TASK TO COMPLETE
Every line below that holds the word "title" must be listed.

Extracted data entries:

::::

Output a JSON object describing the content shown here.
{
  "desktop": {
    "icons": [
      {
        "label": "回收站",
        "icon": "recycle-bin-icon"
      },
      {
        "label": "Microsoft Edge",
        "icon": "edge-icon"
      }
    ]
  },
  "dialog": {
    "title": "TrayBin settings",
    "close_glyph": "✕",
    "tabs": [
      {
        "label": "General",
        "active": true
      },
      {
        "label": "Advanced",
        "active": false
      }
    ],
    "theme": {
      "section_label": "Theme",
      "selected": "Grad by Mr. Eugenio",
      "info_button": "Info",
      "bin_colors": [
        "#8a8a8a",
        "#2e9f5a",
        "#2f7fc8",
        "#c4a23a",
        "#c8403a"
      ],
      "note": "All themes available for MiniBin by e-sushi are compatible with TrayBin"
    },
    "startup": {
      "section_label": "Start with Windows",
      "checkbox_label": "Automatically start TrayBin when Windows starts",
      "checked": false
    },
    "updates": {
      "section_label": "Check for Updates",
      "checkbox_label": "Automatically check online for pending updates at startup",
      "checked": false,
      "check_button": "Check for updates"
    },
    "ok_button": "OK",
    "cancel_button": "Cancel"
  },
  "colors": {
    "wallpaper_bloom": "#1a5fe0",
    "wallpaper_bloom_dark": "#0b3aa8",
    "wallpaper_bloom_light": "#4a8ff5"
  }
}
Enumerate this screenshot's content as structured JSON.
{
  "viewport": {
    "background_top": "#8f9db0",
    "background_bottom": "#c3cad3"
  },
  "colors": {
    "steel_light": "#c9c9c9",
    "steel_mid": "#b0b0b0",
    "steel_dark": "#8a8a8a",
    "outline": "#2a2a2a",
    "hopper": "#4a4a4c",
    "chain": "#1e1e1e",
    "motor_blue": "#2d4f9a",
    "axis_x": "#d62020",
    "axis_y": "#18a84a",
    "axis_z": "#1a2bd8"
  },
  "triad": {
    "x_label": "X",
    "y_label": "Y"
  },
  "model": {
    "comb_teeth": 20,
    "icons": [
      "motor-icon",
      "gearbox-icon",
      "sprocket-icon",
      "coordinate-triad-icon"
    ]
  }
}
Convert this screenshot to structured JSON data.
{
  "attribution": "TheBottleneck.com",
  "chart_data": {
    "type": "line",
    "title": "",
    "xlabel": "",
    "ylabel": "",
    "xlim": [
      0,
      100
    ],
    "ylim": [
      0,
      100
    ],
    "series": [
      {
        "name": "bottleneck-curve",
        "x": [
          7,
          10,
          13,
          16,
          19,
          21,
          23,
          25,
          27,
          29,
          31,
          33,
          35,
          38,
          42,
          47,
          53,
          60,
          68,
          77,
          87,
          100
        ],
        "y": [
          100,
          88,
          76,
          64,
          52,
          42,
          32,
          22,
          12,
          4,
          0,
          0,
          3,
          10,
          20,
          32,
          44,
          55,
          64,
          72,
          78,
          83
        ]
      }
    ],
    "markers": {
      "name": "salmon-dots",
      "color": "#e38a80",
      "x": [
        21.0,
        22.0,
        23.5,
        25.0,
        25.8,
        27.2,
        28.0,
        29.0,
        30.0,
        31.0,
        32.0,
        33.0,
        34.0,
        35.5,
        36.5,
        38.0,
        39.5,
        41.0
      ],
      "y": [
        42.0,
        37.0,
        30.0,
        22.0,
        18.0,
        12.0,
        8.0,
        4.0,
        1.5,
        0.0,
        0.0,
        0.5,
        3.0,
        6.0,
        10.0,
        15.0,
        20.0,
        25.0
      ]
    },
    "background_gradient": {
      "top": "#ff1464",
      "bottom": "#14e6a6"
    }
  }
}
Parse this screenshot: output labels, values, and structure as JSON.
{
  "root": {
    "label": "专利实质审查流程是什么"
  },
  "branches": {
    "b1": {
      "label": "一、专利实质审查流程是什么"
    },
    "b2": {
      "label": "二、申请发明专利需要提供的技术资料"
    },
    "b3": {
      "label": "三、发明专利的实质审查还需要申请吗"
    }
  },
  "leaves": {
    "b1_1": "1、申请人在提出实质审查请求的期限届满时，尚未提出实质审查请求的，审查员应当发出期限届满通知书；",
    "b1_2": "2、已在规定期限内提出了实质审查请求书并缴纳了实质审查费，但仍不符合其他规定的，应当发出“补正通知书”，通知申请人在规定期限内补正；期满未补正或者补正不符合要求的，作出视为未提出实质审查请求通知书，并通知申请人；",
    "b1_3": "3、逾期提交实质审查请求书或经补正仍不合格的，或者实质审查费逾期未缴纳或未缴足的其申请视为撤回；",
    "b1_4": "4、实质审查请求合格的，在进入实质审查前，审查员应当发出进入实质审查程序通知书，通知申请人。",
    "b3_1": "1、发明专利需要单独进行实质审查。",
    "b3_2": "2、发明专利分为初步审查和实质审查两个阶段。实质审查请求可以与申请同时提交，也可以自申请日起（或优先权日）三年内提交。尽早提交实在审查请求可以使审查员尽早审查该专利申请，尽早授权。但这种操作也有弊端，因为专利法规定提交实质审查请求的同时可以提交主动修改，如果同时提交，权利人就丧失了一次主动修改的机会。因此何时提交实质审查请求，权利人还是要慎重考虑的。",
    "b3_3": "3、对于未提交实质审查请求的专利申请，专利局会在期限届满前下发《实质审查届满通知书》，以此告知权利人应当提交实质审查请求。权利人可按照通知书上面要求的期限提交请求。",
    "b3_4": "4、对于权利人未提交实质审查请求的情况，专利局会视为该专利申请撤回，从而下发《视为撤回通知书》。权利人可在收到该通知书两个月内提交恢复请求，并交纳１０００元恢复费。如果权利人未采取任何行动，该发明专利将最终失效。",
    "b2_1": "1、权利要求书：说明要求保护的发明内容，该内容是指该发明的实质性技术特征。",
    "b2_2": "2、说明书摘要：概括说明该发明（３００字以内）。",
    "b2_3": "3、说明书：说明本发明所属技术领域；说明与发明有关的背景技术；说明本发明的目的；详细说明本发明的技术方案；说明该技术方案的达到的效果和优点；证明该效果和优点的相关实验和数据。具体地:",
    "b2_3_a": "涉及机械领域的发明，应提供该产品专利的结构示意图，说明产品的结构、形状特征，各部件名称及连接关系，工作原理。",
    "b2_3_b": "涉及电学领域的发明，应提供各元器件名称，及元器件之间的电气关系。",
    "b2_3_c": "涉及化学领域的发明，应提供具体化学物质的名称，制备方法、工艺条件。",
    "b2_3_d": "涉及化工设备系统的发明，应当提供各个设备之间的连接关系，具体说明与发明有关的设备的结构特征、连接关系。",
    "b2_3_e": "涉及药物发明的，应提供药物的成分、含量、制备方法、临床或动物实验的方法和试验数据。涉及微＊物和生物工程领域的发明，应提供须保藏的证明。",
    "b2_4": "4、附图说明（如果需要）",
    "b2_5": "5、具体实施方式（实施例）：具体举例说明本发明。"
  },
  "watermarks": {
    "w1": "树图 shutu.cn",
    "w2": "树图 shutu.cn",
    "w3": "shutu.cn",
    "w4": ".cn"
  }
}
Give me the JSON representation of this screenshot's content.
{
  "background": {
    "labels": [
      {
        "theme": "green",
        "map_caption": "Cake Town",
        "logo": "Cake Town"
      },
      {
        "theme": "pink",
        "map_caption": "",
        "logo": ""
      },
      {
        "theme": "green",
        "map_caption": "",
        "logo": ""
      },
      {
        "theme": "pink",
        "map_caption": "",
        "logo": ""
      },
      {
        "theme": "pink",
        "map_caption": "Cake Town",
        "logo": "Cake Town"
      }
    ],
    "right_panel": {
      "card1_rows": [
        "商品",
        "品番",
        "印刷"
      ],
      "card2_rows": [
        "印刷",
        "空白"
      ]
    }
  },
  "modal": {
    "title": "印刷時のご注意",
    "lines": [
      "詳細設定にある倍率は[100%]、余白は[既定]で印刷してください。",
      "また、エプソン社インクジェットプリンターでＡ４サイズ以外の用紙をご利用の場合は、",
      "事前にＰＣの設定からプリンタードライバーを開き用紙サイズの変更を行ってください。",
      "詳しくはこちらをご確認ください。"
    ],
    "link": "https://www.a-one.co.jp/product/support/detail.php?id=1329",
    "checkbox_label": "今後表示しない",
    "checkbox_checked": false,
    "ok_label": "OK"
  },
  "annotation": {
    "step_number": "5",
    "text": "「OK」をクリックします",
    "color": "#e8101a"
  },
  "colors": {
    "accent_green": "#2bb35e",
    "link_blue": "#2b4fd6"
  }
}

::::

TASK ANSWER
    "title": "TrayBin settings",
    "title": "",
    "title": "印刷時のご注意",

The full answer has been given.